But our time was limited. This was not, after all, a tea party. These women were due for a routine check, and the schedule would not wait. Empty cups and paper plates were cleared, notebooks and pens claimed. Perhaps more stories would follow?
On the way out, the lady in the black vest puts something in my hands — an exquisitely crafted card decorated with delicate rolled paper flowers and a tiny ladybug. Inside, the inscription reads:
Înainte ca să Mă cheme, le voi răspunde;
înainte ca să isprăvească vorba, îi voi asculta! Isaia 65:24
Later, I look it up in English:
“Before they call I will answer;
while they are still speaking I will hear.”
We hug one last time. Doesn’t every miracle start with being heard by God?
“I love you! I love you all!” Liuba declares boldly, arms thrown wide toward us. “We share this love in Jesus!”
Her presence seems to me a beacon in this bleak place — a desperate cry of need and yet an affirmation of the identity she has found and is still in the tumultuous process of living out. A name that is more than a name. A name which needs the touch of loving hands to get her through this sentence of suffering. But her words pass beyond the bars, out into the air where the birds are singing, singing, unbound by the chains we humans fashion for each other and ourselves.
“I am Liuba! My name means love!” These words will always have the snap of north wind and the colour of orange — the truth which is setting her free, even here. The truth which echoes in my ears and into my heart, which does not know enough about love yet either. This is how she wants to be known. In a place where the penalty for her sins has taken so much away from her, she has this — her name. Her voice.
We must go — the prison guards are telling us so. We push the button marked “Exit,” a privilege for the free. We walk one at a time though the metal turn-gate and collect our passports. My passport will not have the stamp of Rusca on its official pages, but Liuba’s words have inked something in my soul.
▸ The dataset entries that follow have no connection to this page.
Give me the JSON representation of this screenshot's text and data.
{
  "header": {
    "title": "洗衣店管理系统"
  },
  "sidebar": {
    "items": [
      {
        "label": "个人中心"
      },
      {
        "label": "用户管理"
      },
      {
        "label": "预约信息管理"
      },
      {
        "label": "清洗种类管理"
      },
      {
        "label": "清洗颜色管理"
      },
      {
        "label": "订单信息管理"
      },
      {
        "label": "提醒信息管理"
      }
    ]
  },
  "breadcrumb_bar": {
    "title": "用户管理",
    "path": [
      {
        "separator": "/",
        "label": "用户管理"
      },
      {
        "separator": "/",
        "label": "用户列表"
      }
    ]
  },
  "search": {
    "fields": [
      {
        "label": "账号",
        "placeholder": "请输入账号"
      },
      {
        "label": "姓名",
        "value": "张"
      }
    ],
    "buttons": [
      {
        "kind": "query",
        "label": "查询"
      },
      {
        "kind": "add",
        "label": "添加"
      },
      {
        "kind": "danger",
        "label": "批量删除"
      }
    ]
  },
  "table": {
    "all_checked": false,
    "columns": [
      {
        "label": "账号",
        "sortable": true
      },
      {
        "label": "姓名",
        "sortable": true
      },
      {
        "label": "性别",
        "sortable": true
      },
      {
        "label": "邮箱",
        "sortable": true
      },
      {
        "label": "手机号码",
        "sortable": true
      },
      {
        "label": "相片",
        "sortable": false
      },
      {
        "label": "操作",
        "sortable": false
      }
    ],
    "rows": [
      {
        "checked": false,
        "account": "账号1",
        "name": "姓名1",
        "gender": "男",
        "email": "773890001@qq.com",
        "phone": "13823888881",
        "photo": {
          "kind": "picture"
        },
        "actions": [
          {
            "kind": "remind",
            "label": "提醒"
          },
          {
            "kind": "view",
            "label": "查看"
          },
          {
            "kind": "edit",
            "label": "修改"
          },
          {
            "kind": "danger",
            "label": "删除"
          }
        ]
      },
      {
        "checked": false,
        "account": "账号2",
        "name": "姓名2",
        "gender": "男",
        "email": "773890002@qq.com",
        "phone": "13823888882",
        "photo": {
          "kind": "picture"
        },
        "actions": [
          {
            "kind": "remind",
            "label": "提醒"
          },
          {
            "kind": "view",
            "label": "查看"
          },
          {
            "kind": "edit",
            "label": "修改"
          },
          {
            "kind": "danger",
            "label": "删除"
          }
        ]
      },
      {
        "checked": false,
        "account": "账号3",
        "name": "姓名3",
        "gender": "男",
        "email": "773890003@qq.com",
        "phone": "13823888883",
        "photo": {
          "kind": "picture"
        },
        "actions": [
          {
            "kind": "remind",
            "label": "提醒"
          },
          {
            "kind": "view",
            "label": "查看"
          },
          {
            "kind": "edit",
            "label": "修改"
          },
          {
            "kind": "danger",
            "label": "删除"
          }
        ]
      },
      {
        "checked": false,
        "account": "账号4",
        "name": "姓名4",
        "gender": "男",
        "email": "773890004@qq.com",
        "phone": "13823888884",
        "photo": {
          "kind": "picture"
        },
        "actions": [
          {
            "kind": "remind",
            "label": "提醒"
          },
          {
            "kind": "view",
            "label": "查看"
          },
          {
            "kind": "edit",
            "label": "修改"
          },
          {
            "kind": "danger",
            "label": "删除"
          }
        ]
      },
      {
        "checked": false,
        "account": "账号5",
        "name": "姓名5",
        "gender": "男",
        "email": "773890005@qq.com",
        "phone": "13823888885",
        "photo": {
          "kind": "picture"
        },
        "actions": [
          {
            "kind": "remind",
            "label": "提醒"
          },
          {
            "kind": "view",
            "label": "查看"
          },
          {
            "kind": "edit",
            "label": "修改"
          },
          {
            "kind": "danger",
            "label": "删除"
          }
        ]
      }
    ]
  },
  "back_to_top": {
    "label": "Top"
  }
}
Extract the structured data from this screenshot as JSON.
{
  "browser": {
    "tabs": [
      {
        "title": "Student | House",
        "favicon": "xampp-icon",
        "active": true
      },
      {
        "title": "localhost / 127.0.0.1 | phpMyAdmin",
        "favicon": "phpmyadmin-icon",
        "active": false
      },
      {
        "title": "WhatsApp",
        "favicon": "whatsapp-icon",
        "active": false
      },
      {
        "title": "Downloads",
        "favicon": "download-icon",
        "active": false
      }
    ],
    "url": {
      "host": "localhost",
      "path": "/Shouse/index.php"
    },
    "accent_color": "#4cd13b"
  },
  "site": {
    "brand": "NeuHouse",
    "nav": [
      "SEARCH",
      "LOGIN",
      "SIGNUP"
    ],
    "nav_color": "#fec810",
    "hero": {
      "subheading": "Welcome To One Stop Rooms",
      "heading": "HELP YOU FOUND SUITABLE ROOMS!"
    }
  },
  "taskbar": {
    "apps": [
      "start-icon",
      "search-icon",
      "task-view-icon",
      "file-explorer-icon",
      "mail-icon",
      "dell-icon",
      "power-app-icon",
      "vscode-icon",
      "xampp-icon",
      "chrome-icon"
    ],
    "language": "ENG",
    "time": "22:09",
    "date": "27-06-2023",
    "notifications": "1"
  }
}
I will remember that there is a love that connects us. Jesus, I need this love too. I will remember your name, Liuba.
~ Lindsey Gallant
S. D. G.